Johnson, who has been on 24 S.I. covers by his count, led the Los Angeles Lakers to five NBA titles after leading Michigan State to the NCAA championship. He retired in 1991 after revealing that he had contracted HIV, and during Tuesday's speech, he said the key moment was when former NBA Commissioner David Stern allowed him to play in the 1992 All-Star Game, after fans voted him in.
"I've been blessed now for 23 years, and I've done everything I was supposed to do in terms of being here and being healthy," Johnson said. "But more than that is to educate the world. ... If Commissioner Stern didn't allow me to play, and the fans didn't vote me in, and Tim Hardaway didn't bow out and let me start in his place, we wouldn't have educated the world about HIV and AIDS. I think that day, the NBA, Commissioner Stern and I were able to educate the whole world that it was OK to talk openly about HIV and AIDS, and it was OK to play against somebody who had HIV. That changed the world, that particular day, that particular game, that particular moment. I'm so blessed."
Davis, 13, pitched two shutouts in August, the first one advancing the Philadelphia Taney Dragons All-Star team to the Little League World Series. The second one marked the first time a girl threw a shutout in the tournament's 75-year history. She was on the S.I. cover then, and she found out about this 2014 exclamation mark when she saw the new cover on social media.
"It's just been great," Davis said. "I was excited and shocked at the same time."
Clinton joked that he developed a habit of watching sports on TV "when Hillary had that traveling job and I was home alone all the time." He said one of his favorite people to watch was Davis.
"I saw Mo'ne Davis pitch several times, and it was awesome," he said. "And now that I have got a granddaughter who so far is in the 95th percentile of size, I'm dreaming about girls on the mound. [Davis] may be a SportsKid of the Year in 2014, but she may be something else altogether in 2015 and '16 and '17. She is a remarkable young woman. I know she was an inspiration to young people everywhere."
One of the highlights of the event was a series of standing ovations for Pete Frates, co-founder of the Ice Bucket Challenge. Frates had been unable to travel to the World Series ceremony where MLB honored his efforts, but he was happily in attendance here with his wife and parents.
"One of the first things I did after I was elected Commissioner was, I took the Ice Bucket Challenge," Manfred said. "It was a great thing for our organization.
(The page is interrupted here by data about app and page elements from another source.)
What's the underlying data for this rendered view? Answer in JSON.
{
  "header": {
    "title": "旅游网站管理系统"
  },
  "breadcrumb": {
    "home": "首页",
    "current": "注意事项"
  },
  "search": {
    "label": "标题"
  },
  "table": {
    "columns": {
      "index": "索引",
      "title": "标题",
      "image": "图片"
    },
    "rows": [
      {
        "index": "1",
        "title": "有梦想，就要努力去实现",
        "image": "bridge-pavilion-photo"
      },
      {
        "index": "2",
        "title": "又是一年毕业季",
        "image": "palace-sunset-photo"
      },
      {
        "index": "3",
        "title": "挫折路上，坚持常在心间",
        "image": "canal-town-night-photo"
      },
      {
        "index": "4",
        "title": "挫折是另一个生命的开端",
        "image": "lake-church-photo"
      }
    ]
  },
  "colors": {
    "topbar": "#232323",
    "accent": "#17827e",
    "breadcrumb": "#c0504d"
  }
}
We were thrilled to have Pete's parents and members of his family with us at the World Series. When I met Pete during the reception earlier, I said to him, 'You've done great work for ALS research. But you also have reminded people of the special relationship between ALS and Major League Baseball, and that reminder will pay dividends for decades to come.'"
At the end of the event, after giving his speech, Bumgarner was asked whether he truly realized what he had done these past several weeks and how he feels. He cracked: "I keep waiting on the real Sportsman of the Year to walk through the door."
"This is such an honor," he added. "There has been so much stuff happen over the course of the past year. Honestly so much has happened in my short time with the Giants. ... We have been blessed with three championships, and I've been part of some wonderful teams and had some great teammates, some guys who showed me what it's like to be a big league ballplayer. I couldn't ask to be part of a better organization."
He then looked at Johnson right next to him, and they had a good laugh. Until next season, anyway.
Mark Newman is enterprise editor of MLB.com. Read and join other baseball fans on his MLB.com community blog. This story was not subject to the approval of Major League Baseball or its clubs.